* [Your assignment]
Exact copies of all entries are expected.

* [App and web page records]
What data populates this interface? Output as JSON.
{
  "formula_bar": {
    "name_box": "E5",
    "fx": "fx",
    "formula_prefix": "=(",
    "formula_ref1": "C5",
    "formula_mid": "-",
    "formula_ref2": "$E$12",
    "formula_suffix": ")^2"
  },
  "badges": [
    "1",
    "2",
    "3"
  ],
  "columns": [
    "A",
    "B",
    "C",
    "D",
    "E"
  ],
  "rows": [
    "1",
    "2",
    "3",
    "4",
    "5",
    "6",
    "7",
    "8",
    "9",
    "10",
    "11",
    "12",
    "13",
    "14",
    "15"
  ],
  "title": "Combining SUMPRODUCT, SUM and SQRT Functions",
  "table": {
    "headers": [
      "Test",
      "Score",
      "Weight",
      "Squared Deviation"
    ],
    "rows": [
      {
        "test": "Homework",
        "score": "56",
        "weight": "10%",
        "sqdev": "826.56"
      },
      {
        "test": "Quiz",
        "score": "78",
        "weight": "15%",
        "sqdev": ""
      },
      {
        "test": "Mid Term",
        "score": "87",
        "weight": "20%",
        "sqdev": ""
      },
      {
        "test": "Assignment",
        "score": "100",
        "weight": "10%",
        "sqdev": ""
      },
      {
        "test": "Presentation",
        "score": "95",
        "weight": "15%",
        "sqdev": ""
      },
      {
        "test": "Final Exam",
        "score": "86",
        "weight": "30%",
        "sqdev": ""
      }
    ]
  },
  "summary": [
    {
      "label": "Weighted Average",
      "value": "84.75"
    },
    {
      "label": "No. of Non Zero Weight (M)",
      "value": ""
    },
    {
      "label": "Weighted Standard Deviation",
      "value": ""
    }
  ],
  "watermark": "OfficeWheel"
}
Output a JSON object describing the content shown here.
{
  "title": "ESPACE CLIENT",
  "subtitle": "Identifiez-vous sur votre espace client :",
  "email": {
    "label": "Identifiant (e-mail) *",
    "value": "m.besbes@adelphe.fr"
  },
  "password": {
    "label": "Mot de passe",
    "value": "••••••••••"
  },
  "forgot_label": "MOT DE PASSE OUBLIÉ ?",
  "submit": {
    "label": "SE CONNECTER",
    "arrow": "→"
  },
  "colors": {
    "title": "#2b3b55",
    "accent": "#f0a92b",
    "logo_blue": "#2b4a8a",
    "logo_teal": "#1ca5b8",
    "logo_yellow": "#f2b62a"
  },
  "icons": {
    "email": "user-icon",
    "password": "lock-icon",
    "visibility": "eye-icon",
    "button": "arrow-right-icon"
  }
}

* [Completed task]
What data populates this interface? Output as JSON.
{
  "formula_bar": {
    "name_box": "E5",
    "fx": "fx",
    "formula_prefix": "=(",
    "formula_ref1": "C5",
    "formula_mid": "-",
    "formula_ref2": "$E$12",
    "formula_suffix": ")^2"
  },
  "badges": [
    "1",
    "2",
    "3"
  ],
  "columns": [
    "A",
    "B",
    "C",
    "D",
    "E"
  ],
  "rows": [
    "1",
    "2",
    "3",
    "4",
    "5",
    "6",
    "7",
    "8",
    "9",
    "10",
    "11",
    "12",
    "13",
    "14",
    "15"
  ],
  "title": "Combining SUMPRODUCT, SUM and SQRT Functions",
  "table": {
    "headers": [
      "Test",
      "Score",
      "Weight",
      "Squared Deviation"
    ],
    "rows": [
      {
        "test": "Homework",
        "score": "56",
        "weight": "10%",
        "sqdev": "826.56"
      },
      {
        "test": "Quiz",
        "score": "78",
        "weight": "15%",
        "sqdev": ""
      },
      {
        "test": "Mid Term",
        "score": "87",
        "weight": "20%",
        "sqdev": ""
      },
      {
        "test": "Assignment",
        "score": "100",
        "weight": "10%",
        "sqdev": ""
      },
      {
        "test": "Presentation",
        "score": "95",
        "weight": "15%",
        "sqdev": ""
      },
      {
        "test": "Final Exam",
        "score": "86",
        "weight": "30%",
        "sqdev": ""
      }
    ]
  },
  "summary": [
    {
      "label": "Weighted Average",
      "value": "84.75"
    },
    {
      "label": "No. of Non Zero Weight (M)",
      "value": ""
    },
    {
      "label": "Weighted Standard Deviation",
      "value": ""
    }
  ],
  "watermark": "OfficeWheel"
}
Output a JSON object describing the content shown here.
{
  "title": "ESPACE CLIENT",
  "subtitle": "Identifiez-vous sur votre espace client :",
  "email": {
    "label": "Identifiant (e-mail) *",
    "value": "m.besbes@adelphe.fr"
  },
  "password": {
    "label": "Mot de passe",
    "value": "••••••••••"
  },
  "forgot_label": "MOT DE PASSE OUBLIÉ ?",
  "submit": {
    "label": "SE CONNECTER",
    "arrow": "→"
  },
  "colors": {
    "title": "#2b3b55",
    "accent": "#f0a92b",
    "logo_blue": "#2b4a8a",
    "logo_teal": "#1ca5b8",
    "logo_yellow": "#f2b62a"
  },
  "icons": {
    "email": "user-icon",
    "password": "lock-icon",
    "visibility": "eye-icon",
    "button": "arrow-right-icon"
  }
}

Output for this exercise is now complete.